According to a recent study, more women are turning to longer-lasting birth control methods such as IUDs because it is easier than taking daily pills like Yaz. The study, conducted by researchers at the Guttmacher Institute, reviewed information from the National Survey of Family Growth from 2006 and 2008. They found that more women are using IUDs like the Copper T or the levonorgestrel intrauterine system (commonly known as Mirena).
Women are also using implants that are inserted under the skin in the arm. The Implanon implant is getting a rise in popularity, for example.
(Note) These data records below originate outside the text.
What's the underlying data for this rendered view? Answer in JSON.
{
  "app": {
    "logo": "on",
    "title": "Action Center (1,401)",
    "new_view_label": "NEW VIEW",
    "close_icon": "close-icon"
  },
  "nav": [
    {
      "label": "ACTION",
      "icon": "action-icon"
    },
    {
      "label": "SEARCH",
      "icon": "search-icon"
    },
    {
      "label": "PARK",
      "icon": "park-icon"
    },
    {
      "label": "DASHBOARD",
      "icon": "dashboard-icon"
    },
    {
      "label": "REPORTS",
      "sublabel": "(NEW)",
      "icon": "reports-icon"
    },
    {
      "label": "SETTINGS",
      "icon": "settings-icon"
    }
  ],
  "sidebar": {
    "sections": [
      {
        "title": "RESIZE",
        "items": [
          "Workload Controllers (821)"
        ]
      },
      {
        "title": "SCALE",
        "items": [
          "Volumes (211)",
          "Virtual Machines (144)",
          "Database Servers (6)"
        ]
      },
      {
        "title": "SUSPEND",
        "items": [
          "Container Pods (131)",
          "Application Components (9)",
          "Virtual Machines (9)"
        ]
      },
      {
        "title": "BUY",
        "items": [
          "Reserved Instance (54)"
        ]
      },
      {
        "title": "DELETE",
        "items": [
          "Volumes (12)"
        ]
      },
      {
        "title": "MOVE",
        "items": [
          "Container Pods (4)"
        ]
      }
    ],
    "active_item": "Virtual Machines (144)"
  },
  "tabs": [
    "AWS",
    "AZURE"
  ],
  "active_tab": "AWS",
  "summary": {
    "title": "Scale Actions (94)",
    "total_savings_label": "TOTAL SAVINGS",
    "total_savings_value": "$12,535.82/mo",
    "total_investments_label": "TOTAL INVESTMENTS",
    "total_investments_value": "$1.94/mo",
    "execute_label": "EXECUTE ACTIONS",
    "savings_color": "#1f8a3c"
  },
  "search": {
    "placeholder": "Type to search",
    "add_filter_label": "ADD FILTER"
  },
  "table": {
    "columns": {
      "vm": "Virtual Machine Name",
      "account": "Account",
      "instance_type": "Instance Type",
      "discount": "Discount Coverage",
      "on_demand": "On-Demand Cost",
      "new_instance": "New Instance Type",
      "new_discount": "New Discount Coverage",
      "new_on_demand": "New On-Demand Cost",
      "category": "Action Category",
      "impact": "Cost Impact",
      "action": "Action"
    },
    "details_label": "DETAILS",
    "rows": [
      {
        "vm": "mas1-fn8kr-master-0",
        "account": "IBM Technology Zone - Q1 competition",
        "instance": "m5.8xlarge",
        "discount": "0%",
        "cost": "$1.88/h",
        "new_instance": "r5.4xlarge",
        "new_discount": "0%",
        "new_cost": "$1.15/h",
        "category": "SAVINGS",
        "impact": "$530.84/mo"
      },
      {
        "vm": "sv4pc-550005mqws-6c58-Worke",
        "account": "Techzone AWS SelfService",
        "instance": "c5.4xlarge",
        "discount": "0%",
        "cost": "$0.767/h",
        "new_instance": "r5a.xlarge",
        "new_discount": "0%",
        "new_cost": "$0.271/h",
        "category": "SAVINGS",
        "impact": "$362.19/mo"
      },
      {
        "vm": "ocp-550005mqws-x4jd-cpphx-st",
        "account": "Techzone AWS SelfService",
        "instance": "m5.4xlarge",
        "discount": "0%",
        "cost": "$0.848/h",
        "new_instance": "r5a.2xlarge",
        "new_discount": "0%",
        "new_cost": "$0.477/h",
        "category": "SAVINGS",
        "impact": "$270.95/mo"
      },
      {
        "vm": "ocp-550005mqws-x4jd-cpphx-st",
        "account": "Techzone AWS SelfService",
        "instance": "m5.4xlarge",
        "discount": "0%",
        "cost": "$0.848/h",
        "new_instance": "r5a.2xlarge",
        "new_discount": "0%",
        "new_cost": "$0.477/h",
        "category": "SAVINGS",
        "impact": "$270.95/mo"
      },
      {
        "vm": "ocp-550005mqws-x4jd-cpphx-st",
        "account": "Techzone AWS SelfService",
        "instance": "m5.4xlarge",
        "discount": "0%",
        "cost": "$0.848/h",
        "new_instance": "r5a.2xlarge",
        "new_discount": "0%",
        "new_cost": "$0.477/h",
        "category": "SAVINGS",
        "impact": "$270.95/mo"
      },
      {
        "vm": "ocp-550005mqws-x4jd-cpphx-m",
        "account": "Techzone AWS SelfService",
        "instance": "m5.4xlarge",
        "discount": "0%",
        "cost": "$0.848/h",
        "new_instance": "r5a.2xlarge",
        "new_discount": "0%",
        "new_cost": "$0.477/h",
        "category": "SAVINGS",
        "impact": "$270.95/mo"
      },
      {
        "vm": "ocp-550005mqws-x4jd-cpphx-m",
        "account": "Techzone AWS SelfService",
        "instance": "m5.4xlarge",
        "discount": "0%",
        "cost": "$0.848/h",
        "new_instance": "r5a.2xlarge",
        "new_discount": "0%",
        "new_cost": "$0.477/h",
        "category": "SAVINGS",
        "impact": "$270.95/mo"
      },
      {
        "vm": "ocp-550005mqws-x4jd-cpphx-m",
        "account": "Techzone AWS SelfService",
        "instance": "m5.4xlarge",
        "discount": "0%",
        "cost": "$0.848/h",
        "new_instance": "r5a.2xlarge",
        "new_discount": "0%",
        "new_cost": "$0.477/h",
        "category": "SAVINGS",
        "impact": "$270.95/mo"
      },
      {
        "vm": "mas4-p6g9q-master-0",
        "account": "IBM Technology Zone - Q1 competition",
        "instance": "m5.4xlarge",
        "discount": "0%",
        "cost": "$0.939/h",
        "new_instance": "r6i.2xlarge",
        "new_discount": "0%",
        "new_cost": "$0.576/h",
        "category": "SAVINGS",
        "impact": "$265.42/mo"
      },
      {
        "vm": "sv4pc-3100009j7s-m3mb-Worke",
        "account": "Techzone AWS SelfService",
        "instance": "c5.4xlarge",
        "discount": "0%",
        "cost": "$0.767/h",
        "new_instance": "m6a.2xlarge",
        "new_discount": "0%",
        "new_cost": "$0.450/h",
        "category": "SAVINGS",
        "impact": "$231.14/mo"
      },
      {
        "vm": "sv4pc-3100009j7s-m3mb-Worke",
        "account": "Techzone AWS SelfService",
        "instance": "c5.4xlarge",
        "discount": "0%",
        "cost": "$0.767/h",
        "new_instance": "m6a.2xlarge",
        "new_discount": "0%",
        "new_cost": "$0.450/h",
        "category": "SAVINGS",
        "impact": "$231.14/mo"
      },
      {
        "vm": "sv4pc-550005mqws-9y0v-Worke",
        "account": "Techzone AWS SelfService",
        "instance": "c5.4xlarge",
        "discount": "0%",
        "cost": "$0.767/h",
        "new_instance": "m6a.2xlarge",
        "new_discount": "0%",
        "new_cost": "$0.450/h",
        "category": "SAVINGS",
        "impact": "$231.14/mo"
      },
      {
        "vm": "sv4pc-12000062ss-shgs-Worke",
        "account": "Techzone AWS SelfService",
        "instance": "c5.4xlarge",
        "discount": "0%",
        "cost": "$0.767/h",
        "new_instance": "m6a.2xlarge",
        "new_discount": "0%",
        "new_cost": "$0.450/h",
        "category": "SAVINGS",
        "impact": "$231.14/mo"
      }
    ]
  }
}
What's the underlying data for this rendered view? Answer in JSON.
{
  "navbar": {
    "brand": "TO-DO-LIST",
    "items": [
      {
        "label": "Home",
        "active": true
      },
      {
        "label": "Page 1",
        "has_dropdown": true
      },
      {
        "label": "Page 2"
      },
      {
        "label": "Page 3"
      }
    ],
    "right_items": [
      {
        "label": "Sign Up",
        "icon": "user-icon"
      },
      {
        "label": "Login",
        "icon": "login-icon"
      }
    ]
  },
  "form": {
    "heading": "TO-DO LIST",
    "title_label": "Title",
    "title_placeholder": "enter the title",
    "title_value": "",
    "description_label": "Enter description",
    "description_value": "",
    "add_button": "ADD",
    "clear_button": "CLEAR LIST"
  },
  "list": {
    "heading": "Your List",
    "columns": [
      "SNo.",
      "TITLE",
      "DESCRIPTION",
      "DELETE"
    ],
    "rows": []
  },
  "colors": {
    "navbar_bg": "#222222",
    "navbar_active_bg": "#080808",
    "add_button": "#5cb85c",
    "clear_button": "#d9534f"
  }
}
These reversible, but long-lasting birth control methods have seen an increase of 2.4 percent usage in 2002 to 5.6 percent in 2008. Public health experts say that women like these devices more and more because they work and require almost no maintenance once inserted, whereas birth control pills like Yaz have to be taken daily.
It’s possible that women are also trying to avoid the many health risks that are associated with pills like Yaz and Yasmin, which have been the subject of thousands of lawsuits. Health Canada and the FDA have been reviewing Yaz risks for blood clots after thousands of lawsuits have accused the makers of Yaz of hiding the risks from the public. Some of those risks include blood clots, heart attack, stroke, pulmonary embolisms and even sudden death.
Now that more women are switching to IUDs, it is believed that women that have already had babies are the ones more likely to use the implants and IUDs, as well as older women.
“With childbearing occurring at later ages, the fertile period before childbearing can be as long as that after childbearing,” wrote the authors. “The potential for long-acting reversible contraceptive methods to decrease unintended pregnancy rates and subsequent abortions is gaining much-needed attention.”